■ **PROBLEM STATEMENT**: Each line that contains the word "subtitle" is to be copied from the records below.

(Collection entries)
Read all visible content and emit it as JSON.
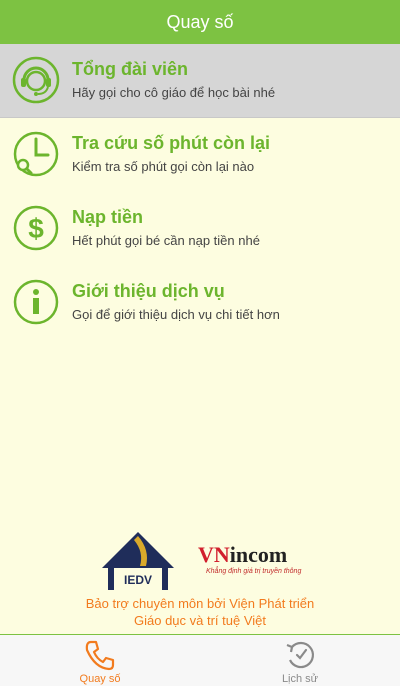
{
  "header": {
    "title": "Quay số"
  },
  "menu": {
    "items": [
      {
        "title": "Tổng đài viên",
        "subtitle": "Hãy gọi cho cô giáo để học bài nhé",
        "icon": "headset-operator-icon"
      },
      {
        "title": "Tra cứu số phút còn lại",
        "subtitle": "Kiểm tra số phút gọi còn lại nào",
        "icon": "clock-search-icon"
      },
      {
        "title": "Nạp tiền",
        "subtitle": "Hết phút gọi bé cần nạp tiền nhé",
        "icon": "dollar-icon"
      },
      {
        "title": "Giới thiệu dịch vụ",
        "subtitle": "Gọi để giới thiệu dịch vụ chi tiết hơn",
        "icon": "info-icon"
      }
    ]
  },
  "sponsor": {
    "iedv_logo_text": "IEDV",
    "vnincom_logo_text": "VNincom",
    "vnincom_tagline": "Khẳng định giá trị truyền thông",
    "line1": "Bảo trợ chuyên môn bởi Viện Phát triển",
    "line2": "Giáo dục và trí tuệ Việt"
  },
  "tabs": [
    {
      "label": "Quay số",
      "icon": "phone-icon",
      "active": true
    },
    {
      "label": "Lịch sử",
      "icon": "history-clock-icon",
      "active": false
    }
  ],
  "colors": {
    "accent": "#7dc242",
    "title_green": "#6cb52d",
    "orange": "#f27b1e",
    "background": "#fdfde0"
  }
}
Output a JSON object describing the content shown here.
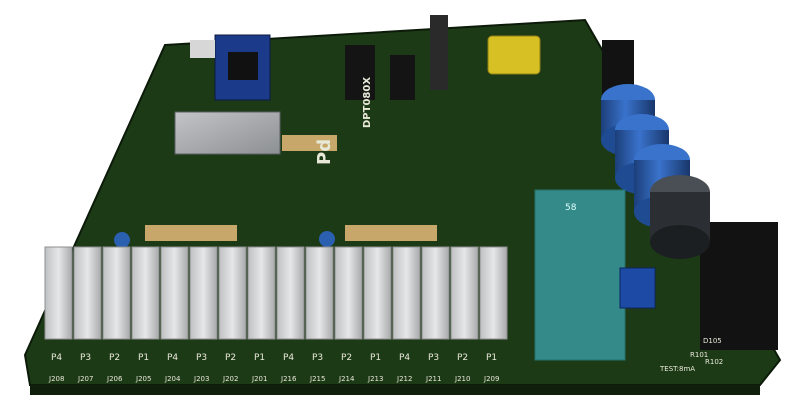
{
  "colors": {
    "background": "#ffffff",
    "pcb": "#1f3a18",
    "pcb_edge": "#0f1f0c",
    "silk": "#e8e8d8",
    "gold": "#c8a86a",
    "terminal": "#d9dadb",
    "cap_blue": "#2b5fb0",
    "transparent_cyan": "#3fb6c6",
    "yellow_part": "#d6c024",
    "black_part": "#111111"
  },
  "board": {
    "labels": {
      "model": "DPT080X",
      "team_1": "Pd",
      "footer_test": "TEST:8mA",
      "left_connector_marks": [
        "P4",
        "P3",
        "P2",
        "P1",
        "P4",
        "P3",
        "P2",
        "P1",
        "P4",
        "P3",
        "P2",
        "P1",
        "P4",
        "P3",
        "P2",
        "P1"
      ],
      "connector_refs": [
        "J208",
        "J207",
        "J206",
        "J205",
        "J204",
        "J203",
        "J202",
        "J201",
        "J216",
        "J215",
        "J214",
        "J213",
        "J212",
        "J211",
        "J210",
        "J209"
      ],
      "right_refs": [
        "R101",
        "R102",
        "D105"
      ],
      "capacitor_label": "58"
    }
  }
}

■ **REPLY**:
        "subtitle": "Hãy gọi cho cô giáo để học bài nhé",
        "subtitle": "Kiểm tra số phút gọi còn lại nào",
        "subtitle": "Hết phút gọi bé cần nạp tiền nhé",
        "subtitle": "Gọi để giới thiệu dịch vụ chi tiết hơn",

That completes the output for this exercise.